...stuff I do and things I like...

Thursday, April 17 2014

TOR Bleed

Update 2:
    I scanned Tor starting Friday April 11th and ended Sunday April 13th. I stopped cause I got enough evidence on leaked plain text. I wasn't sure what to do with the data so I was sitting on it for a couple of days but than decided to just blog about it.

    Tor doesn't have too many exitnodes, the nodes I was testing are Tor nodes in general not only exitnodes. Never the less I found a number of vulnerable exitnodes that leak plain text data.

    The Tor Project has started to black list vulnerable nodes.

Tuesday April 7th I started my own investigations of the Heartbleed issue. In this blog post I want to talk about one of the things I've been looking into that is the effect heartbleed has on TOR. TOR heavily uses SSL to encrypt traffic between the various TOR nodes. TOR was obviously vulnerable as reported by the TOR project.

For my investigation I pulled a list of about 5000 TOR nodes using dan.me.uk. Using one of the many proof-of-concept exploits I scanned the TOR nodes to determine if they are vulnerable. I found 1045 of the 5000 nodes to be vulnerable to the heartbleed bug, that is about 20%.

I briefly checked the leaked memory to determine if plain text is leaked that is related to TOR user traffic. Yes, TOR exitnodes that are vulnerable to heartbleed leak plain text user traffic. You can find anything ranging from hostnames, downloaded web content, to session IDs, etc.

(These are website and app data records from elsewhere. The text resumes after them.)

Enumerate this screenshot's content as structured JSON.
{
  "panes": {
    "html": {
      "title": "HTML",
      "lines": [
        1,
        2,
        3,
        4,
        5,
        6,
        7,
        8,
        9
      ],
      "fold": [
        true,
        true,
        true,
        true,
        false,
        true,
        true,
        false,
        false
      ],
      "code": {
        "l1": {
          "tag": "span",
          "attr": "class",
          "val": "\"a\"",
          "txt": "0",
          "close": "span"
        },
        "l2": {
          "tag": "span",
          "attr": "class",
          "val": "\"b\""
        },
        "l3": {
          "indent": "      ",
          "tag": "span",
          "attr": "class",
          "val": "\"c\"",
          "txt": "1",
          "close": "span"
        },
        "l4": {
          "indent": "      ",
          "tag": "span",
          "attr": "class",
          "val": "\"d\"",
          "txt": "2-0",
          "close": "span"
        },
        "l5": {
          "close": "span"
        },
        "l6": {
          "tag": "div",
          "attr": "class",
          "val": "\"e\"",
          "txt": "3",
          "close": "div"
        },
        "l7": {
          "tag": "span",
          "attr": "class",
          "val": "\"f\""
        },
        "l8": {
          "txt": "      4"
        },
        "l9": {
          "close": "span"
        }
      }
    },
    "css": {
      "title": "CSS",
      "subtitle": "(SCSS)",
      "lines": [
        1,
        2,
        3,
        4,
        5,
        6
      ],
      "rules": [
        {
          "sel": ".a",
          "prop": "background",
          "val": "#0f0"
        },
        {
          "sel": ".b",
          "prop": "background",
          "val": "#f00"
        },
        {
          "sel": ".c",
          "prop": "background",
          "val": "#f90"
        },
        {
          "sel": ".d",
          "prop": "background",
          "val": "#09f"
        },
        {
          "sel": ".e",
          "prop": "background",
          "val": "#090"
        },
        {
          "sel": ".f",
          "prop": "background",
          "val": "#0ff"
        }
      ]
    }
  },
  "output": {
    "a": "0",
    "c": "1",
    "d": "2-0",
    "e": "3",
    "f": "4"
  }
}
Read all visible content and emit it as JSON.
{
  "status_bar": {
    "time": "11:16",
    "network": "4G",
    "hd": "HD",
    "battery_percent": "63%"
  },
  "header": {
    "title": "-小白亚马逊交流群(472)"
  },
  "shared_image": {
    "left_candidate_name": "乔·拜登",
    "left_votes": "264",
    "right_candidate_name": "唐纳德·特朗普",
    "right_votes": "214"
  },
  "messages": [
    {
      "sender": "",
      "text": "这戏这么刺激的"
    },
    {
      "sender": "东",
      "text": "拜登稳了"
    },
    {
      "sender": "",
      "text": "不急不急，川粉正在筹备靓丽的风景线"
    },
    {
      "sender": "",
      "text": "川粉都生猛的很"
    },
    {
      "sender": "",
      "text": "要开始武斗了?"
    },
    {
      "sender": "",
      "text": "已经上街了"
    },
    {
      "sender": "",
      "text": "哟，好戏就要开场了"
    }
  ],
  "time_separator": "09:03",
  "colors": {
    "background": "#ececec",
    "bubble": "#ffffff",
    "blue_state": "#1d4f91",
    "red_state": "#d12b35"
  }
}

The majority of the vulnerable TOR nodes are located in Germany, Russia, France, Netherlands, United Kingdom, and Japan. The TOR network has more than 5000 nodes so this is not a complete picture but it provides a good overview of the possible number of vulnerable exitnodes.

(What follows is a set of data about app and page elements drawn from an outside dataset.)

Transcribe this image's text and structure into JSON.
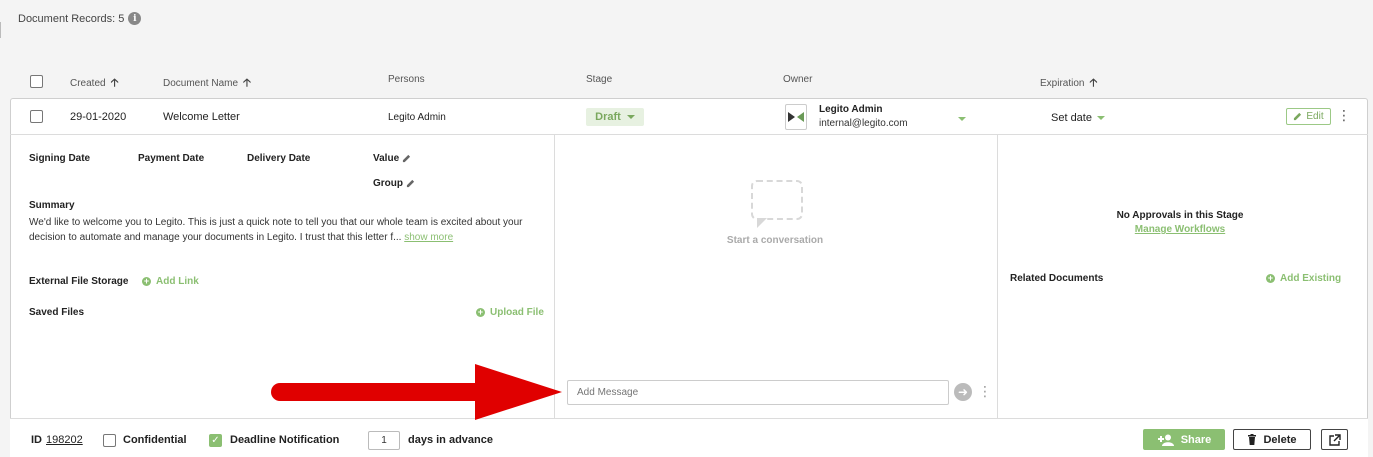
{
  "records": {
    "label": "Document Records: 5",
    "info_icon": "info-icon"
  },
  "columns": {
    "created": "Created",
    "document_name": "Document Name",
    "persons": "Persons",
    "stage": "Stage",
    "owner": "Owner",
    "expiration": "Expiration",
    "sort_arrow": "🡡"
  },
  "row": {
    "created": "29-01-2020",
    "document_name": "Welcome Letter",
    "persons": "Legito Admin",
    "stage": "Draft",
    "owner_name": "Legito Admin",
    "owner_email": "internal@legito.com",
    "expiration": "Set date",
    "edit_label": "Edit"
  },
  "details": {
    "signing_date": "Signing Date",
    "payment_date": "Payment Date",
    "delivery_date": "Delivery Date",
    "value": "Value",
    "group": "Group",
    "summary_label": "Summary",
    "summary_text": "We'd like to welcome you to Legito. This is just a quick note to tell you that our whole team is excited about your decision to automate and manage your documents in Legito. I trust that this letter f...",
    "show_more": "show more",
    "external_storage": "External File Storage",
    "add_link": "Add Link",
    "saved_files": "Saved Files",
    "upload_file": "Upload File"
  },
  "conversation": {
    "start": "Start a conversation",
    "message_placeholder": "Add Message"
  },
  "approvals": {
    "none": "No Approvals in this Stage",
    "manage": "Manage Workflows",
    "related": "Related Documents",
    "add_existing": "Add Existing"
  },
  "footer": {
    "id_label": "ID",
    "id_value": "198202",
    "confidential": "Confidential",
    "deadline": "Deadline Notification",
    "days_value": "1",
    "days_suffix": "days in advance",
    "share": "Share",
    "delete": "Delete"
  },
  "colors": {
    "accent": "#8bbf72",
    "arrow": "#e00000"
  }
}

The heartbleed bug basically allows any one to obtain traffic coming in and out of TOR exitnodes (given that the actual connection that is run over TOR is not encrypted itself). Of course a malicious party could run a TOR exitnode and inspect all the traffic that passes thru it, but this requires running a TOR node in the first place. Using the heartbleed bug anyone can query vulnerable exitnodes to obtain TOR exit traffic.

There are a number of possible solutions for this problem. 1) update vulnerable TOR nodes (hopefully in progress), 2) create a blacklist of vulnerable TOR nodes and avoid them, 3) stop using TOR until all nodes are updated.

Further Steps:
    Scan all TOR exitnodes to create a black list of vulnerable nodes so users can avoid them.

    One interesting thing I found is the large number of requests that seem to be originating from malware due to the domain names looking like the output of a DGA.